### Problem details:
Sort through the data and copy the lines holding the word "Scrum".

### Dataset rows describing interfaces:
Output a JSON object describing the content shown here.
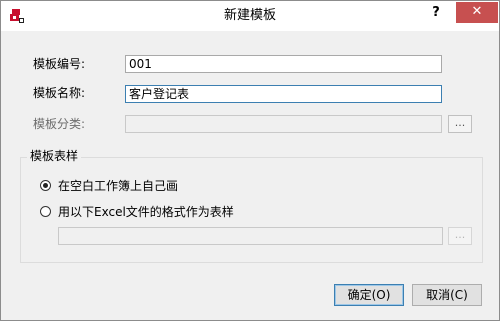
{
  "window": {
    "title": "新建模板",
    "help_label": "?",
    "close_label": "✕"
  },
  "fields": {
    "number_label": "模板编号:",
    "number_value": "001",
    "name_label": "模板名称:",
    "name_value": "客户登记表",
    "category_label": "模板分类:",
    "category_value": "",
    "browse_label": "..."
  },
  "template_style": {
    "group_title": "模板表样",
    "option_blank": "在空白工作簿上自己画",
    "option_excel": "用以下Excel文件的格式作为表样",
    "selected": "option_blank",
    "excel_path": "",
    "browse_label": "..."
  },
  "buttons": {
    "ok": "确定(O)",
    "cancel": "取消(C)"
  },
  "colors": {
    "close_button": "#c75050",
    "dialog_bg": "#f0f0f0",
    "focus_border": "#3c7fb1"
  }
}
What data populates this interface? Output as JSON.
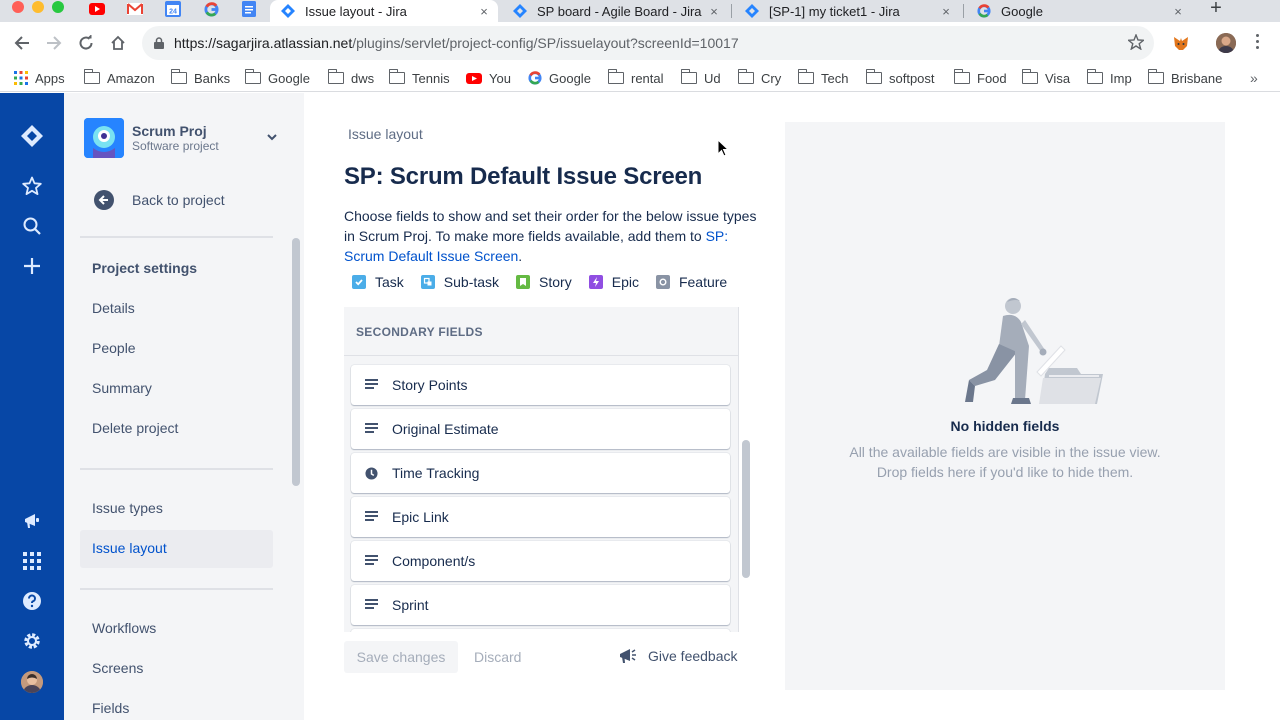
{
  "browser": {
    "tabs": [
      {
        "title": "Issue layout - Jira",
        "active": true
      },
      {
        "title": "SP board - Agile Board - Jira",
        "active": false
      },
      {
        "title": "[SP-1] my ticket1 - Jira",
        "active": false
      },
      {
        "title": "Google",
        "active": false
      }
    ],
    "tab_close": "×",
    "new_tab": "+",
    "pinned_tabs": [
      "youtube-icon",
      "gmail-icon",
      "calendar-icon",
      "google-icon",
      "docs-icon"
    ],
    "url_host": "https://sagarjira.atlassian.net",
    "url_path": "/plugins/servlet/project-config/SP/issuelayout?screenId=10017",
    "bookmarks": [
      "Apps",
      "Amazon",
      "Banks",
      "Google",
      "dws",
      "Tennis",
      "You",
      "Google",
      "rental",
      "Ud",
      "Cry",
      "Tech",
      "softpost",
      "Food",
      "Visa",
      "Imp",
      "Brisbane"
    ],
    "bookmarks_more": "»"
  },
  "sidebar": {
    "project_name": "Scrum Proj",
    "project_type": "Software project",
    "back_label": "Back to project",
    "settings_heading": "Project settings",
    "items_group1": [
      "Details",
      "People",
      "Summary",
      "Delete project"
    ],
    "items_group2": [
      "Issue types",
      "Issue layout"
    ],
    "selected_item": "Issue layout",
    "items_group3": [
      "Workflows",
      "Screens",
      "Fields"
    ]
  },
  "main": {
    "breadcrumb": "Issue layout",
    "title": "SP: Scrum Default Issue Screen",
    "description_prefix": "Choose fields to show and set their order for the below issue types in Scrum Proj. To make more fields available, add them to ",
    "description_link": "SP: Scrum Default Issue Screen",
    "description_suffix": ".",
    "issue_types": [
      {
        "label": "Task",
        "color": "#4bade8",
        "icon": "check-icon"
      },
      {
        "label": "Sub-task",
        "color": "#4bade8",
        "icon": "subtask-icon"
      },
      {
        "label": "Story",
        "color": "#65ba43",
        "icon": "bookmark-icon"
      },
      {
        "label": "Epic",
        "color": "#904ee2",
        "icon": "lightning-icon"
      },
      {
        "label": "Feature",
        "color": "#8993a4",
        "icon": "circle-icon"
      }
    ],
    "secondary_heading": "SECONDARY FIELDS",
    "fields": [
      {
        "label": "Story Points",
        "icon": "text-lines-icon"
      },
      {
        "label": "Original Estimate",
        "icon": "text-lines-icon"
      },
      {
        "label": "Time Tracking",
        "icon": "clock-icon"
      },
      {
        "label": "Epic Link",
        "icon": "text-lines-icon"
      },
      {
        "label": "Component/s",
        "icon": "text-lines-icon"
      },
      {
        "label": "Sprint",
        "icon": "text-lines-icon"
      }
    ],
    "save_label": "Save changes",
    "discard_label": "Discard",
    "feedback_label": "Give feedback"
  },
  "hidden_panel": {
    "title": "No hidden fields",
    "text_line1": "All the available fields are visible in the issue view.",
    "text_line2": "Drop fields here if you'd like to hide them."
  },
  "colors": {
    "jira_nav": "#0747a6",
    "link": "#0052cc",
    "sidebar_bg": "#f4f5f7"
  }
}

### Response area:
    "project_name": "Scrum Proj",
    "title": "SP: Scrum Default Issue Screen",
    "description_prefix": "Choose fields to show and set their order for the below issue types in Scrum Proj. To make more fields available, add them to ",
    "description_link": "SP: Scrum Default Issue Screen",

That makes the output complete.